### Action item
Go through the records below and copy out every line holding "more".

[Page and application data records]
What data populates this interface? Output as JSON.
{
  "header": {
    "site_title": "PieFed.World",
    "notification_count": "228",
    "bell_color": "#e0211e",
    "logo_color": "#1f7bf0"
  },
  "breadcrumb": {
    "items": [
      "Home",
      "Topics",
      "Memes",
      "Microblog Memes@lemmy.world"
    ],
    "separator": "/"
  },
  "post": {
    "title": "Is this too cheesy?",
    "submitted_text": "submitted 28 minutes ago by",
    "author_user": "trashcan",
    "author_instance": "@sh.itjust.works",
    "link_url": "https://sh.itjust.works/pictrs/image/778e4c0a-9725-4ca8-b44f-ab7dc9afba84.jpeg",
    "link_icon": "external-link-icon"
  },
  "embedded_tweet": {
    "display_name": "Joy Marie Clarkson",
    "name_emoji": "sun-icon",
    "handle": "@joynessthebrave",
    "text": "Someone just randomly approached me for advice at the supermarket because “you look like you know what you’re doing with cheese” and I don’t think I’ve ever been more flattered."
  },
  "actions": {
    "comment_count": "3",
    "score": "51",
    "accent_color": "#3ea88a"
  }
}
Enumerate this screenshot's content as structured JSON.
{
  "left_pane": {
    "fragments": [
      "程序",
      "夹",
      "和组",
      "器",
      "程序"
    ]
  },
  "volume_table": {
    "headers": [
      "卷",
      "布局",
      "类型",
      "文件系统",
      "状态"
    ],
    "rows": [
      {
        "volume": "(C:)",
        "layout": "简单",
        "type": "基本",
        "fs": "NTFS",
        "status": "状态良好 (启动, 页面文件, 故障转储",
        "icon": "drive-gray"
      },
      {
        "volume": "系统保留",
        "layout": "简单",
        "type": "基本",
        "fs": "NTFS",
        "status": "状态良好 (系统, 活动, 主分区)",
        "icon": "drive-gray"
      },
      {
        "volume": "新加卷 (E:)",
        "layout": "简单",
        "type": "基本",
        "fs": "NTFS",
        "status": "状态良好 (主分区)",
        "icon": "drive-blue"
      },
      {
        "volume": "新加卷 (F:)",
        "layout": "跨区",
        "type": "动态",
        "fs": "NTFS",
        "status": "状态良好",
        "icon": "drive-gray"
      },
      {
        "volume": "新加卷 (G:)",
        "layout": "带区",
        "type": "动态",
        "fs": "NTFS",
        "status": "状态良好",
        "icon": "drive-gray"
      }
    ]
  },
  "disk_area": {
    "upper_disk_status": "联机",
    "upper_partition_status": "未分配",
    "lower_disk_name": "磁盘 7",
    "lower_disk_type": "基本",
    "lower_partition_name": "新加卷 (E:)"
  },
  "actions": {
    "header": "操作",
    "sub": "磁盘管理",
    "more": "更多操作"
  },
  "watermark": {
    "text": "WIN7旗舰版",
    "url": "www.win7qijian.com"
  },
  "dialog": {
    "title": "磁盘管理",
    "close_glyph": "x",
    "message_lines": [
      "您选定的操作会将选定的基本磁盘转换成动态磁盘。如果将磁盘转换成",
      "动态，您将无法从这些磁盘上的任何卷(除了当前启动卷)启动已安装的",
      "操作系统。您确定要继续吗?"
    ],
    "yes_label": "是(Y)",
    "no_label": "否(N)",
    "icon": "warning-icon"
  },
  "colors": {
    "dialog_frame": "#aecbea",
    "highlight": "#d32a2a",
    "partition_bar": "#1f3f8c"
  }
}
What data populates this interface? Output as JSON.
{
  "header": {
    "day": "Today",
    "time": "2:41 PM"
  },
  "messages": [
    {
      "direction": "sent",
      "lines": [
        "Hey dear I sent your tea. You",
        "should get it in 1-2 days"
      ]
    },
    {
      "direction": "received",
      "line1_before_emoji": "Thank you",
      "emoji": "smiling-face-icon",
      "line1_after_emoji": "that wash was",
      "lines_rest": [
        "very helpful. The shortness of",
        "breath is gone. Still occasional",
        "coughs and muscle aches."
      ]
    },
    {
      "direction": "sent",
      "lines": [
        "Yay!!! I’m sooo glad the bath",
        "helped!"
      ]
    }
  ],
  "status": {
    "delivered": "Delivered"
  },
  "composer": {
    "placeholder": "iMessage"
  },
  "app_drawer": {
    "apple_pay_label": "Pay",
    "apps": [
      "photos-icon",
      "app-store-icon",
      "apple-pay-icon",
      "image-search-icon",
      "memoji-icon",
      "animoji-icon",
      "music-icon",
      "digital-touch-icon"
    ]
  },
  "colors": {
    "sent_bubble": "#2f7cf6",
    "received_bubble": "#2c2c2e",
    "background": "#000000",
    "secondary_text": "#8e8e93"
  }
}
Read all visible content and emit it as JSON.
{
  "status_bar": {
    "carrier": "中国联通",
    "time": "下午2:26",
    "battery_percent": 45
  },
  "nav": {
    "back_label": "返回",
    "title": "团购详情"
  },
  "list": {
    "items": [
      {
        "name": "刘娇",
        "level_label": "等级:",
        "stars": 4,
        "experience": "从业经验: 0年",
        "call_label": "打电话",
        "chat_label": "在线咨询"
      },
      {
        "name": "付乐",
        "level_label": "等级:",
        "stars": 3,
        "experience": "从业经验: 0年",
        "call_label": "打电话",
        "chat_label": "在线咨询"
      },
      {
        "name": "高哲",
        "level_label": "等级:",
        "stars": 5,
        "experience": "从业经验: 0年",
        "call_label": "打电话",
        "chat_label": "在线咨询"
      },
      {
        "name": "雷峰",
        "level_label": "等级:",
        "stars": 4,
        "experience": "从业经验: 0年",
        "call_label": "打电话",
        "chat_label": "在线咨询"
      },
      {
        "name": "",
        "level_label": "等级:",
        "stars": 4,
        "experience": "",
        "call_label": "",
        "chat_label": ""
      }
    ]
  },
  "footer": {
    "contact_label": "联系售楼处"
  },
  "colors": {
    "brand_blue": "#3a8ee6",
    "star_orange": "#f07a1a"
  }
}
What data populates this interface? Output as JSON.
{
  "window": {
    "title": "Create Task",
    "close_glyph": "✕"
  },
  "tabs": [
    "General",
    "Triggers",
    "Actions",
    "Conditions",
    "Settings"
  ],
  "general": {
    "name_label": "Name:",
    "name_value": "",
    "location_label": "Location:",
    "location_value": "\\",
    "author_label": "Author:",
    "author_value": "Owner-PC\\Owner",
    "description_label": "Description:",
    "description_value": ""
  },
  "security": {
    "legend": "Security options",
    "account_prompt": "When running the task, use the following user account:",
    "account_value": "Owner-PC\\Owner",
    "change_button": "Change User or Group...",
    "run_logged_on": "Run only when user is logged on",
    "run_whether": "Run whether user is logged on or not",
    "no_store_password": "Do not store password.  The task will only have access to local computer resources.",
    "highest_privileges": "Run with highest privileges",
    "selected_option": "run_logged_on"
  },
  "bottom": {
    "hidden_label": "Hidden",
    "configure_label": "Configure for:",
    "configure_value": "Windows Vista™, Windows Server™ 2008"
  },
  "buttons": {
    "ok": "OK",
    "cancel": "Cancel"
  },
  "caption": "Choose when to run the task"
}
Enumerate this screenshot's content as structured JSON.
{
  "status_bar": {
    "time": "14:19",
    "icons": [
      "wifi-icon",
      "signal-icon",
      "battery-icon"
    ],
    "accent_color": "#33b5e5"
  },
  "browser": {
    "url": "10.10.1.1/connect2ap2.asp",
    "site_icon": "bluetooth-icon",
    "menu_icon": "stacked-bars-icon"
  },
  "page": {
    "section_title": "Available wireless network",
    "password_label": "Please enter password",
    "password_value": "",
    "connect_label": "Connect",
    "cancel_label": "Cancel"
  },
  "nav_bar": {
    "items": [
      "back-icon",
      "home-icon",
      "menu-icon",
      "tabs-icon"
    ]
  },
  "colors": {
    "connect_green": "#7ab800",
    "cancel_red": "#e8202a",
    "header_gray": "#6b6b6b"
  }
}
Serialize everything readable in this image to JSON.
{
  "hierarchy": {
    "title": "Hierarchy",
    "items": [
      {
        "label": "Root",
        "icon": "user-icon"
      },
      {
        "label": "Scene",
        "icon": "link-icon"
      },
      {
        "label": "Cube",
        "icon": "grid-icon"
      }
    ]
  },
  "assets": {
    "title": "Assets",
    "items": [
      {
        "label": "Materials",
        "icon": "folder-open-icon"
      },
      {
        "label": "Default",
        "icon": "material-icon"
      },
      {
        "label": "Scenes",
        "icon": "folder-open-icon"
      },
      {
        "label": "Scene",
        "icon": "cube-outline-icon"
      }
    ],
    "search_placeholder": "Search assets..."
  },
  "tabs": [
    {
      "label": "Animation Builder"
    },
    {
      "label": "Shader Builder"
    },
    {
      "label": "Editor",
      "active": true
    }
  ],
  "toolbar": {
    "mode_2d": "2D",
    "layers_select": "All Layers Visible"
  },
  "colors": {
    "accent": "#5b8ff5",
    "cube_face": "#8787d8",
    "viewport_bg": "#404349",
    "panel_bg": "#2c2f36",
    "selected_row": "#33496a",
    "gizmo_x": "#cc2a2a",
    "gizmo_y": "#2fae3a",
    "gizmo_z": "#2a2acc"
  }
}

### Task response
    "text": "Someone just randomly approached me for advice at the supermarket because “you look like you know what you’re doing with cheese” and I don’t think I’ve ever been more flattered."
    "more": "更多操作"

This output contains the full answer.